Division among Democratic senators over the need to present witnesses during impeachment
The United States House of Representatives has sent the Senate on Monday the article of impeachment against former President Donald Trump for “inciting rebellion” during the riots and the assault on the Capitol on January 6, thus formally triggering the start of a new impeachment against him, the second in less than a year.
The representative for Maryland, Jamie Raskin, seconded by eight other fellow House Democrats, has been in charge of reading these accusations in the Senate, which must now decide whether to start a process to convict Trump, which if so He would be disqualified from holding public office, when there is speculation about his possible candidacy for the presidential elections of 2024.
However, the Senate vote is expected to be delayed until next February 8, after the leader of the Democratic majority in the Senate, Chuck Schumer, and his counterpart of the Republican minority, Mitch McConnell, agreed to give more time to the team. Trump legal so that he could prepare his defense.
WAITING TO MARK THE ‘IMPEACHMENT’ RULES
For the first time in more than 230 years of history, the Senate has received an impeachment impeachment against a former White House tenant, although Democrats and Republicans have yet to agree on how it will be done.
Schumer and McConnell have yet to establish the basic structure of the trial, such as the timelines, although both parties want it to be shorter than last year’s three-week impeachment, the presentation of witnesses, and even a possible motion to dismiss the process from its inception.
In the event that both do not reach an agreement, the Democrats could assert their slim majority, with the vote of Kamala Harris, and pass a resolution in the Senate to establish the parameters and structure of the impeachment, as the Republicans already did. last year when they had control of the camera.
DIVISION IN THE DEMOCRATIC PARTY
It is precisely the question of presenting witnesses, or not, the part that most divides Democrats. Some consider that it would slow down the process, since there is numerous evidence of what Trump is accused of in the media, while others consider it necessary.
“It is a false judgment if you say in advance that there will be no witnesses or documents,” defended the Democratic senator for Virginia, Tim Kaine, published in the newspaper ‘Politico’. “Impeachment is a very serious thing. If the prosecutors or the defense want to present witnesses, they should be able to.”
However, for other Democrats, such as Connecticut Senator Richard Blumenthal, “the most powerful evidence is Donald Trump’s own words,” so the Senate shouldn’t take too long to move the process forward, taking into account the others. Tasks that lie ahead, such as the debate on measures to combat the coronavirus and the confirmation of the proposals of the president’s cabinet, Joe Biden.
The United States House of Representatives, with a large Democratic majority, approved on January 13 to initiate an ‘impeachment’ against Donald Trump, in a vote in which up to ten Republicans gave their support.

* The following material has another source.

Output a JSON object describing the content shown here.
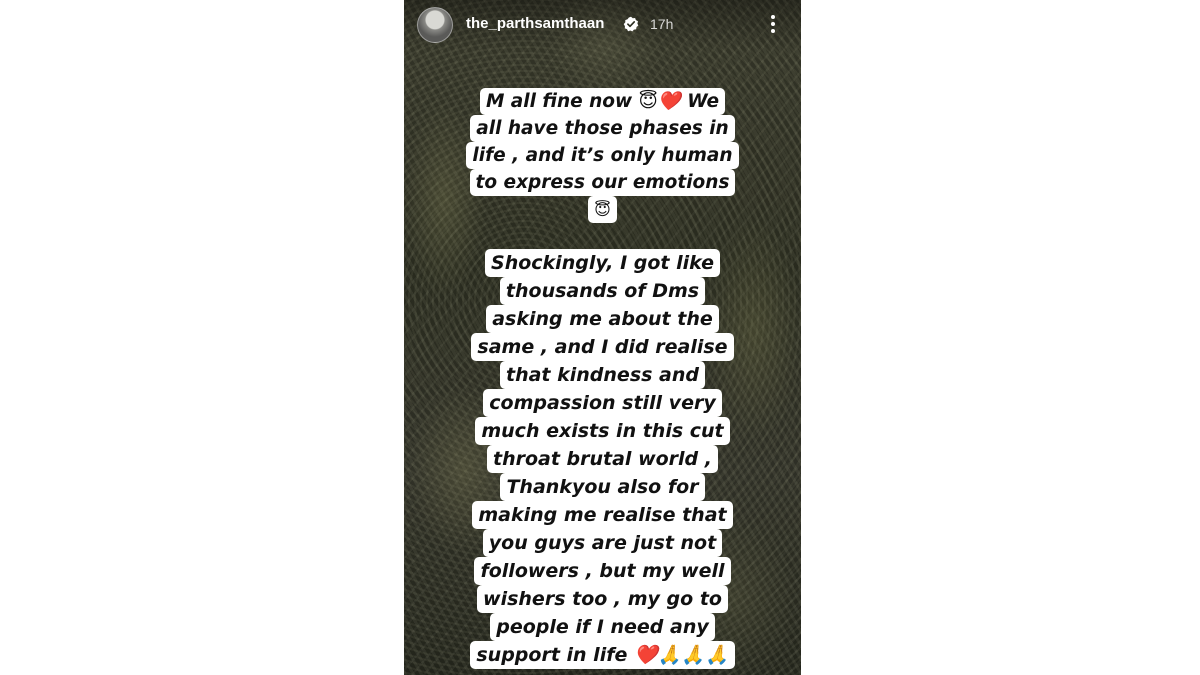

However, the slim majority that the Democratic Party has in the Senate – it can only be reached with the tiebreaker vote of the vice president, Kamala Harris – forces them to have at least the support of 17 Republican senators so that the initiative of ‘impeachment’ can succeed.
If that is the case, Trump will become the first US president to be subjected to two such trials after he was acquitted in February 2020 after being accused of abuse of power and obstruction of Congress for pressuring leaders from Ukraine to investigate Joe Biden and his son Hunter for their business activities.